Provided records =
┄┄┄┄┄┄┄┄┄┄┄┄┄┄┄┄┄┄┄┄
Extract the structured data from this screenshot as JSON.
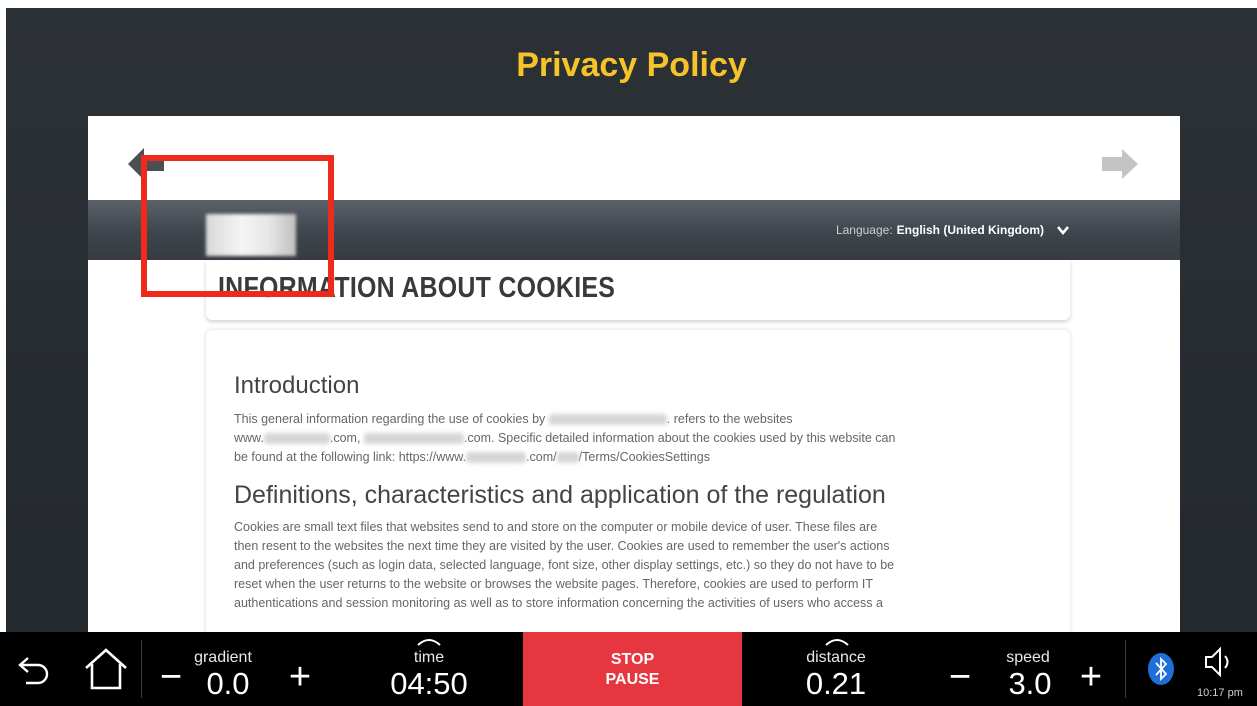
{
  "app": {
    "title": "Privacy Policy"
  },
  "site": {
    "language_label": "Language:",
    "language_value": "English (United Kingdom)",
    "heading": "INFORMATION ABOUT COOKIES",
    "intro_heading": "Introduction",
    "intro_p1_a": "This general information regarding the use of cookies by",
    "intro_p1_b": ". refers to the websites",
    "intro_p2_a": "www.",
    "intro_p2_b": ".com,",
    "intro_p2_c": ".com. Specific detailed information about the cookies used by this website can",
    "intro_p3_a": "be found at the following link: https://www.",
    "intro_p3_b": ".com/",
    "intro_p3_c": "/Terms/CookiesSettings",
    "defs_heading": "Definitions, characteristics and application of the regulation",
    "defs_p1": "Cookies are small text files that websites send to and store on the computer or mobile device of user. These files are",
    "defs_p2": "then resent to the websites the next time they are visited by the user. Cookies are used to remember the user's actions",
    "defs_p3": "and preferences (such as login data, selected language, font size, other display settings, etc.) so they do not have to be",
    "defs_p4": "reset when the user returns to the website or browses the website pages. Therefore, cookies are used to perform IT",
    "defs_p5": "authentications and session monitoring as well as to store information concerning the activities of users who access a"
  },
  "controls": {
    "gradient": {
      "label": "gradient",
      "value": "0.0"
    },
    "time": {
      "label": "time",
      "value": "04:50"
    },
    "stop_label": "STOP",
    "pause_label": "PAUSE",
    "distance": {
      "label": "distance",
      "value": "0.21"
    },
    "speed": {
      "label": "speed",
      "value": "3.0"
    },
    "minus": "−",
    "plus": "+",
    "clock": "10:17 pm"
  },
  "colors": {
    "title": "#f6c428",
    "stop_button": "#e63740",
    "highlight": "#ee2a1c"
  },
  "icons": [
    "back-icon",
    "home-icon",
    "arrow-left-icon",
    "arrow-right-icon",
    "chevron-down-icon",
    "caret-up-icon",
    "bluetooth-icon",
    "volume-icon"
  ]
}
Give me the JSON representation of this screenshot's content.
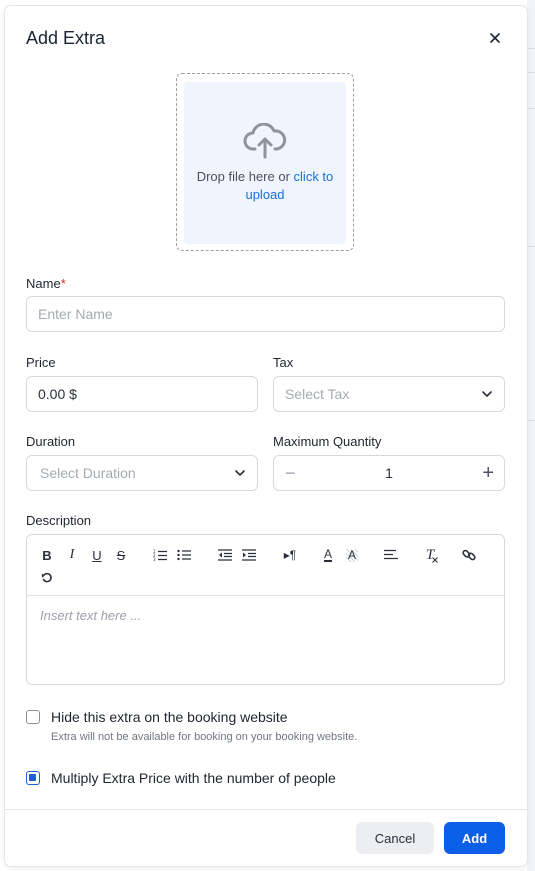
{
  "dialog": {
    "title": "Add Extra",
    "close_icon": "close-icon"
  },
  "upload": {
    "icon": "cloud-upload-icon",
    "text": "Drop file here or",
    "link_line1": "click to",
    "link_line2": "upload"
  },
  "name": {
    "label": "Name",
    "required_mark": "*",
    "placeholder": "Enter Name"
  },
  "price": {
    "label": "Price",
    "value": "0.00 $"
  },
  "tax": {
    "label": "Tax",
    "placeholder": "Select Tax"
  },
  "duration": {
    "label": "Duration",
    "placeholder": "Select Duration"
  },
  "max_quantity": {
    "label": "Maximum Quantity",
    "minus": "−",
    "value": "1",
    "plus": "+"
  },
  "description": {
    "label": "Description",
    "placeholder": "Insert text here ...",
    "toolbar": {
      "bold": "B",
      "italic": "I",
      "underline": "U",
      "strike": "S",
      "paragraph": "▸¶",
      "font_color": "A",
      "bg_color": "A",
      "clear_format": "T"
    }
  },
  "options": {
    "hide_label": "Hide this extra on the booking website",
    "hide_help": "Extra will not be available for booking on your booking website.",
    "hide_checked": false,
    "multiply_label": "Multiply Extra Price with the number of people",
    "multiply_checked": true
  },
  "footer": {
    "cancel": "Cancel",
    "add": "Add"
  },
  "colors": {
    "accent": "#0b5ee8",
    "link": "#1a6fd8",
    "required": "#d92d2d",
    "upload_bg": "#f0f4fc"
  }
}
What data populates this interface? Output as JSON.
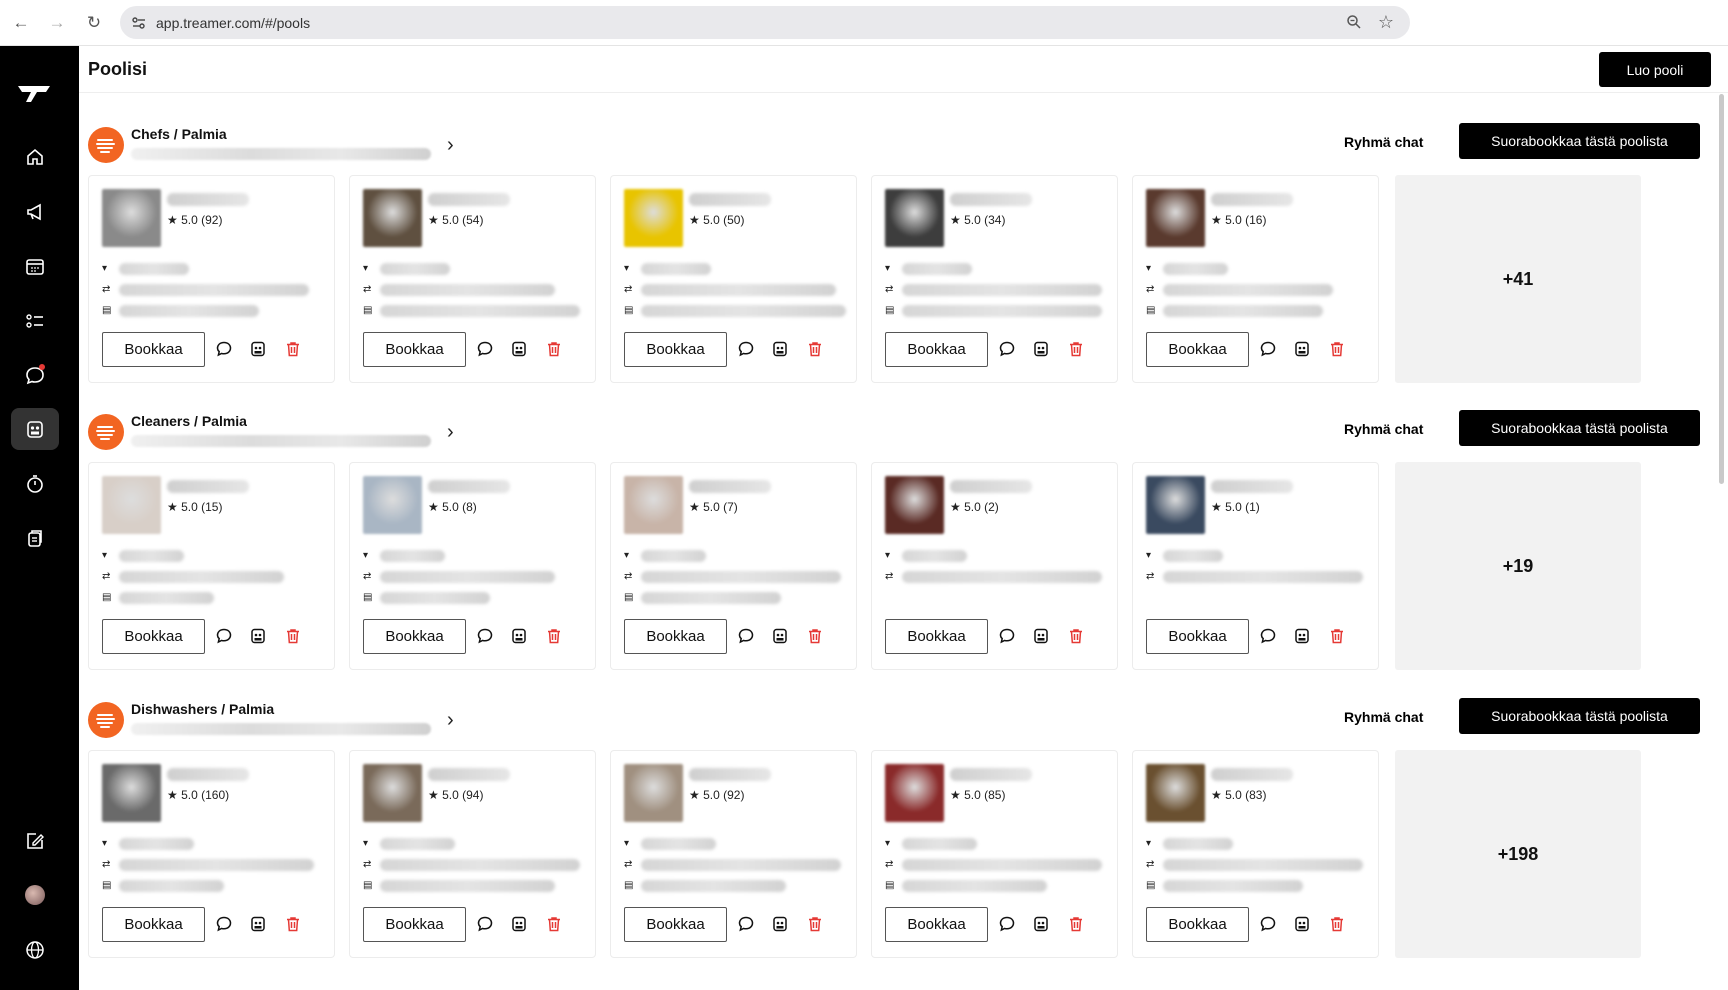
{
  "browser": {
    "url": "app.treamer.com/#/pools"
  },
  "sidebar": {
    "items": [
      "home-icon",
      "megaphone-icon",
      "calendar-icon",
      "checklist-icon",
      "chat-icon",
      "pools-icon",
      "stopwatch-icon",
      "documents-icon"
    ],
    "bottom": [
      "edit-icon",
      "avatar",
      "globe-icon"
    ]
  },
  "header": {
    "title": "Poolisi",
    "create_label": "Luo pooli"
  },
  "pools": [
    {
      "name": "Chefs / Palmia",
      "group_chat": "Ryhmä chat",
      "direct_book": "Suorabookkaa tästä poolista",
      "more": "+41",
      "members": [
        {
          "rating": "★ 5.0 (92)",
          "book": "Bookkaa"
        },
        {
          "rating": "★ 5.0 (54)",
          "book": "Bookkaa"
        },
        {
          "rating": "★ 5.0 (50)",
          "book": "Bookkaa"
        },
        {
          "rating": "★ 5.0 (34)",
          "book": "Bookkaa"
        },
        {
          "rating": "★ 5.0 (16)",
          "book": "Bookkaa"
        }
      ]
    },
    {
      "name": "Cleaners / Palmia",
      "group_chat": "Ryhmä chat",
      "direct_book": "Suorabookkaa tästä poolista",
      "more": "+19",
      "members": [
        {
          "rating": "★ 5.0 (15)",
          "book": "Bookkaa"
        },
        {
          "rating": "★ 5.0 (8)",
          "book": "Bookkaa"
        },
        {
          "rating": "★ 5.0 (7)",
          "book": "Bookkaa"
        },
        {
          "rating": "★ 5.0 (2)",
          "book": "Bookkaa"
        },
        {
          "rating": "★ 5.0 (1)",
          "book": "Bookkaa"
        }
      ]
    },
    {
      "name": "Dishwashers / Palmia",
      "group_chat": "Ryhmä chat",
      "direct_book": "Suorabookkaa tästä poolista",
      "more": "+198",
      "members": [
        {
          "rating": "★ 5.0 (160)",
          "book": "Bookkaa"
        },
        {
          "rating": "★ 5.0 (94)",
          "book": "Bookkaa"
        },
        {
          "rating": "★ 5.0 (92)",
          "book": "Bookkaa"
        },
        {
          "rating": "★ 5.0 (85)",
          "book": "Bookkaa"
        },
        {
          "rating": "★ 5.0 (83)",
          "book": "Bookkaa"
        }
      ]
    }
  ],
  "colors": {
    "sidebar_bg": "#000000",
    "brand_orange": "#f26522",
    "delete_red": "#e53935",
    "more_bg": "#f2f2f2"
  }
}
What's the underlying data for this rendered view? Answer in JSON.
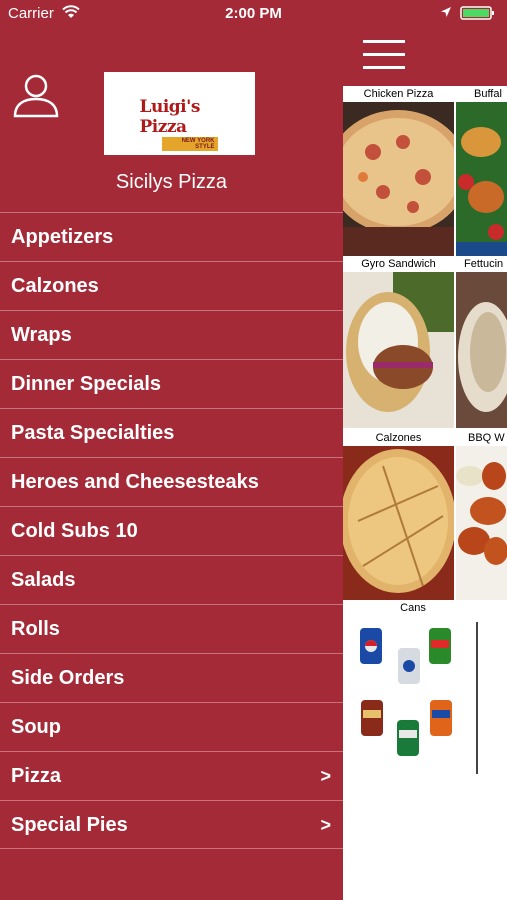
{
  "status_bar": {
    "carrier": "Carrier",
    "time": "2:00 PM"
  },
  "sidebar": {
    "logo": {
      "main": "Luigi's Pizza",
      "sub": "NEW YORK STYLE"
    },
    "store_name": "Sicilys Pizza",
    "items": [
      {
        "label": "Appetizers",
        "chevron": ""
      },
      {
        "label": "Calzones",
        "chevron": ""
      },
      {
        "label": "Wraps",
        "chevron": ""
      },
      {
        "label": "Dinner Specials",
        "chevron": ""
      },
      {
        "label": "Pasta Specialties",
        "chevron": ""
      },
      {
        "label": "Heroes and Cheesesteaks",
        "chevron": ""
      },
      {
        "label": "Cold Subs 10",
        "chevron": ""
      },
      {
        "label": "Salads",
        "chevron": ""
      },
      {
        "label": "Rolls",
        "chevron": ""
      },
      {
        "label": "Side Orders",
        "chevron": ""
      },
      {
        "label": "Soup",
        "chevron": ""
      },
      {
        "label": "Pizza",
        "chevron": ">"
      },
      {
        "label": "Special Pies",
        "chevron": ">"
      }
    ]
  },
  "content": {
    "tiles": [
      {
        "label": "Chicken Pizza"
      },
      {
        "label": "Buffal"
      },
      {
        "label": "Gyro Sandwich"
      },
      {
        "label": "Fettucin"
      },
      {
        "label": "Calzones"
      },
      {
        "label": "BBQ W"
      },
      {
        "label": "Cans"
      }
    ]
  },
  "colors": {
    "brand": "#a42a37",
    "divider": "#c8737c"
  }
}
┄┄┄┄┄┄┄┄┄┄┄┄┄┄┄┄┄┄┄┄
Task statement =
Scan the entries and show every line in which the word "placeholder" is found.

Solved problem =
    "placeholder": "Enter Name"
    "placeholder": "Select Tax"
    "placeholder": "Select Duration"
    "placeholder": "Insert text here ...",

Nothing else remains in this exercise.